(STUDY MATERIAL)
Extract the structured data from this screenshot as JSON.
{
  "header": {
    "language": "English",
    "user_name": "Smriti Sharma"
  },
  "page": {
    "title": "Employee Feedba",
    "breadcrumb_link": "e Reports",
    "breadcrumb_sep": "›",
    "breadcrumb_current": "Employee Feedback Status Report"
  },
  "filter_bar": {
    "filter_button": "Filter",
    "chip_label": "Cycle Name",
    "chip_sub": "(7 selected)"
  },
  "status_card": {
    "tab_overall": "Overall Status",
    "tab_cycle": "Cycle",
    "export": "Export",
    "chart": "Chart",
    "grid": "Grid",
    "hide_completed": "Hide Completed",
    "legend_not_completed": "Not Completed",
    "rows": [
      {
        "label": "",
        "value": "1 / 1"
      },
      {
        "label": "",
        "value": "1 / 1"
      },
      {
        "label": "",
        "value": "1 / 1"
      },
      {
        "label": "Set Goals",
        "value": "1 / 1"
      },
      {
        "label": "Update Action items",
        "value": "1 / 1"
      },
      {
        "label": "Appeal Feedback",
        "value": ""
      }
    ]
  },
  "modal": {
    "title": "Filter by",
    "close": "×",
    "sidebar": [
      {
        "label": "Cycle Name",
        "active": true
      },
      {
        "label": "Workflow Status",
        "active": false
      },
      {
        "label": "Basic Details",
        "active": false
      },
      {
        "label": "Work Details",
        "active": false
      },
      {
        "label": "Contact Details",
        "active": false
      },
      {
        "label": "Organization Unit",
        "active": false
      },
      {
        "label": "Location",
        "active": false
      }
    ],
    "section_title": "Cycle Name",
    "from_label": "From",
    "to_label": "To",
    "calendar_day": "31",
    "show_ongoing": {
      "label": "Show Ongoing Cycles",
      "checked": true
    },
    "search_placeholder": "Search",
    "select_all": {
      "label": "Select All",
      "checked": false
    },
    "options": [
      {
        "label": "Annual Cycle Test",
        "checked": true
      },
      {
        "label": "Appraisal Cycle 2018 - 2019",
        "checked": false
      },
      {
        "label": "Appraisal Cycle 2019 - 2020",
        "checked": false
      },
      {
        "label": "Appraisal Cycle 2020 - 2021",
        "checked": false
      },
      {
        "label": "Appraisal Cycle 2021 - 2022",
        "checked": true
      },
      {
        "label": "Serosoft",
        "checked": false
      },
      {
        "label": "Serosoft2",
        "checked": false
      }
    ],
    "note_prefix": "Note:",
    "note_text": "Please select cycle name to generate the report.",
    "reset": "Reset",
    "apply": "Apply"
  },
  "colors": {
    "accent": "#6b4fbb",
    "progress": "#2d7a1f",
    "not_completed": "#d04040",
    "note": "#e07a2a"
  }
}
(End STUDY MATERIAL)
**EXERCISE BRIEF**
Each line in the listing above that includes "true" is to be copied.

**COMPLETED EXERCISE**
        "active": true
      "checked": true
        "checked": true
        "checked": true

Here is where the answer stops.